Insights & News
Understanding challenges and opportunities in higher education requires understanding “the student experience”—which, in California, encompasses hundreds of campuses, multiple pathways toward a degree, and many diverse communities.
Recognizing this and seeking to improve their coverage of higher education, news outlets CalMatters and EdSource launched programs in January to tap into the expertise of student journalists. Two months later, the COVID-19 pandemic shut down the state’s college campuses.
But the upheaval has fueled, rather than stopped, the work of student journalists. These new reporters have played a critical role in providing the statewide audiences of CalMatters and EdSource with information and insight on higher education’s response to the coronavirus crisis.
“These students were seeing things on campus and getting access to sources EdSource likely could not get as fast on its own,” said Daniel Vasquez, who edits and coordinates EdSource’s California Student Journalism Corps.
CalMatters’ College Journalism Network and EdSource’s California Student Journalism Corps, funded by College Futures Foundation, have a total of nearly 30 participants so far that represent California Community Colleges, California State University, and University of California campuses across the state. The programs provide training and mentoring, and students receive stipends for their work.
“It has been really inspiring to see these students jump into covering the pandemic even as they coped with disruptions to their own lives and academic careers,” said Felicia Mello, editor of CalMatters’ program.

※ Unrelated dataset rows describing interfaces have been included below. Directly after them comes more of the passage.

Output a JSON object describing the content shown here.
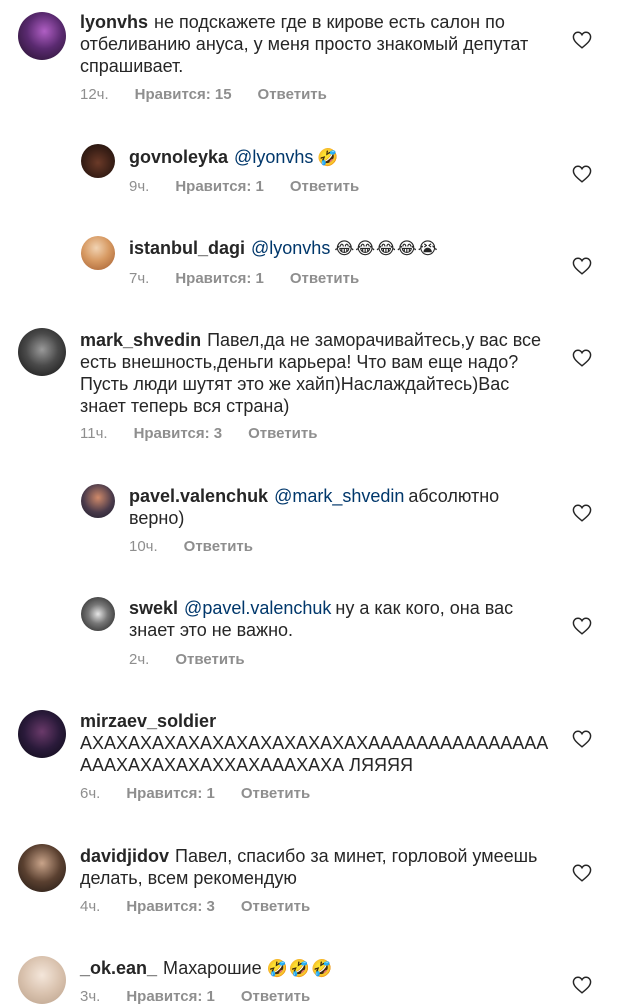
{
  "comments": [
    {
      "user": "lyonvhs",
      "mention": "",
      "text": "не подскажете где в кирове есть салон по отбеливанию ануса, у меня просто знакомый депутат спрашивает.",
      "emoji": "",
      "time": "12ч.",
      "likes": "Нравится: 15",
      "reply": "Ответить"
    },
    {
      "user": "govnoleyka",
      "mention": "@lyonvhs",
      "text": "",
      "emoji": "🤣",
      "time": "9ч.",
      "likes": "Нравится: 1",
      "reply": "Ответить"
    },
    {
      "user": "istanbul_dagi",
      "mention": "@lyonvhs",
      "text": "",
      "emoji": "😂😂😂😂😭",
      "time": "7ч.",
      "likes": "Нравится: 1",
      "reply": "Ответить"
    },
    {
      "user": "mark_shvedin",
      "mention": "",
      "text": "Павел,да не заморачивайтесь,у вас все есть внешность,деньги карьера! Что вам еще надо? Пусть люди шутят это же хайп)Наслаждайтесь)Вас знает теперь вся страна)",
      "emoji": "",
      "time": "11ч.",
      "likes": "Нравится: 3",
      "reply": "Ответить"
    },
    {
      "user": "pavel.valenchuk",
      "mention": "@mark_shvedin",
      "text": "абсолютно верно)",
      "emoji": "",
      "time": "10ч.",
      "likes": "",
      "reply": "Ответить"
    },
    {
      "user": "swekl",
      "mention": "@pavel.valenchuk",
      "text": "ну а как кого, она вас знает это не важно.",
      "emoji": "",
      "time": "2ч.",
      "likes": "",
      "reply": "Ответить"
    },
    {
      "user": "mirzaev_soldier",
      "mention": "",
      "text": "АХАХАХАХАХАХАХАХАХАХАХАХААААААААААААААААААХАХАХАХАХХАХАААХАХА ЛЯЯЯЯ",
      "emoji": "",
      "time": "6ч.",
      "likes": "Нравится: 1",
      "reply": "Ответить"
    },
    {
      "user": "davidjidov",
      "mention": "",
      "text": "Павел, спасибо за минет, горловой умеешь делать, всем рекомендую",
      "emoji": "",
      "time": "4ч.",
      "likes": "Нравится: 3",
      "reply": "Ответить"
    },
    {
      "user": "_ok.ean_",
      "mention": "",
      "text": "Махарошие",
      "emoji": "🤣🤣🤣",
      "time": "3ч.",
      "likes": "Нравится: 1",
      "reply": "Ответить"
    }
  ],
  "icons": {
    "like": "heart-outline-icon"
  }
}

Many of the student journalists also have ramped up their work at their campus news outlets, which have continued publishing online and have even added email newsletters and podcasts. Publications at seven California State University campuses formed the Cal State Journalism Newswire to more easily share resources and stories and improve their reporting on system-wide issues.

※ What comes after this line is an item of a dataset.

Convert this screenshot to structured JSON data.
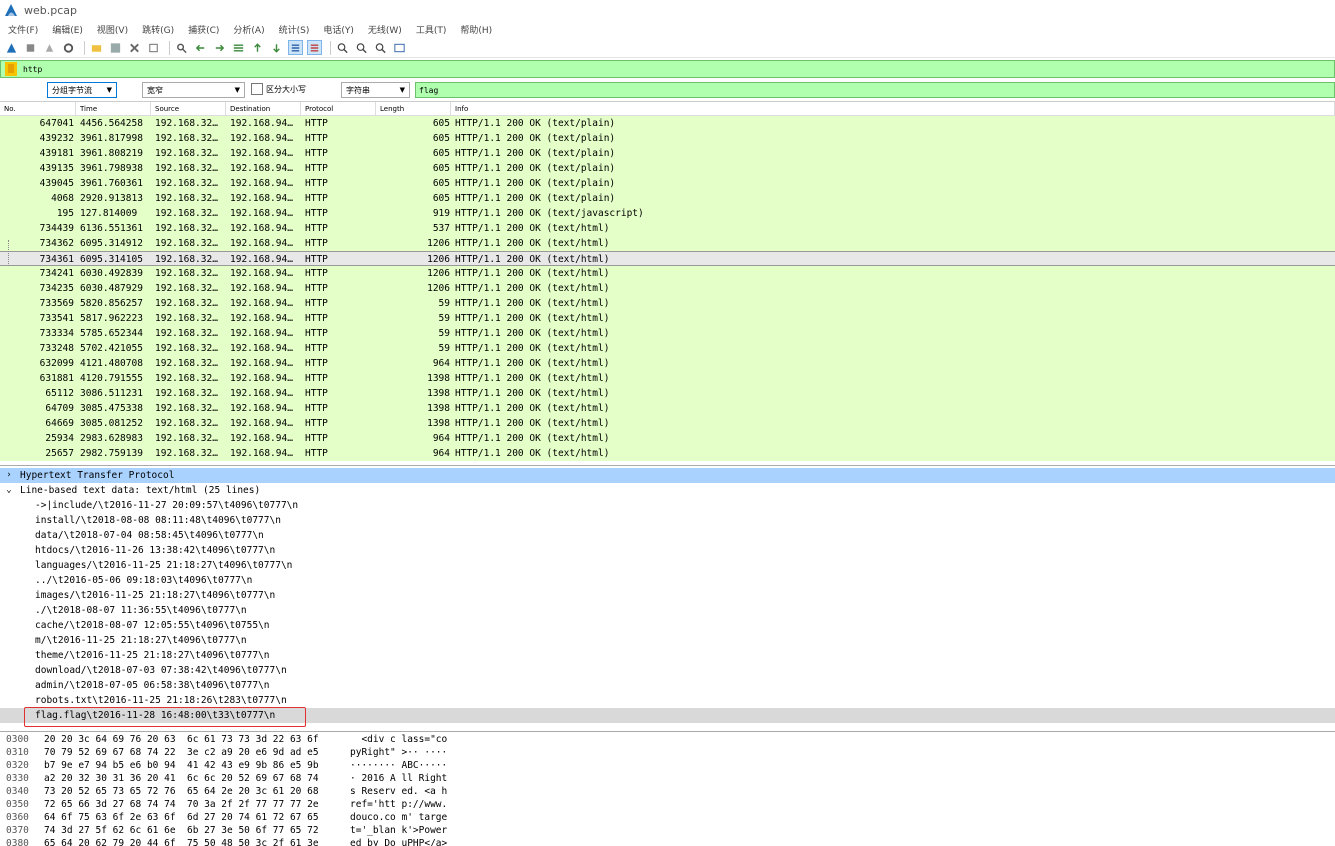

CalMatters contributor Omar Rashad, who is editor-in-chief of The Union at El Camino College in southern California, said he is proud of the vital role that student journalists are playing. “While I hear many campuses are offering important services to their students, I also hear many students are unaware of them being offered,” he said. “It’s understandable that these times are stressful. However, knowing how to communicate with your student body is extremely important.”
CSU Los Angeles student Kilmer Salinas, who participates in EdSource’s program, said that the experience has increased his commitment to raising student voices and perspectives. “Their stories matter,” said Salinas, who also reports for his campus outlet. “I know someone is out there who will read it and be grateful that a certain situation is getting the coverage.”
CSU Los Angeles student Marlene Cordova poured her fears into a column, laying out the pandemic’s potential to derail her goal to be the first in her family to receive a four-year degree: What if she gets sick? What if she gets her family sick? Does she need a second job to help her family? What if she is too distracted to do schoolwork? What if she needs to make up classes this summer, but cannot afford it?
When the column was published in EdSource, she was elated. Amid uncertain times, Cordova, who also writes for her campus outlet, said she feels grounded in her career choice: “What I like about being a journalist is listening to people open up to me. It’s a beautiful experience when I get to write. Then to have someone read it, relate, and gain from it—it’s amazing!”
Lead photo: Janette Villafana, a student at CSU Long Beach and a member of the EdSource California Student Journalism Corps, takes a photograph while documenting the impact of the coronavirus-related closures in California. Photo credit: Rigoberto Guillen.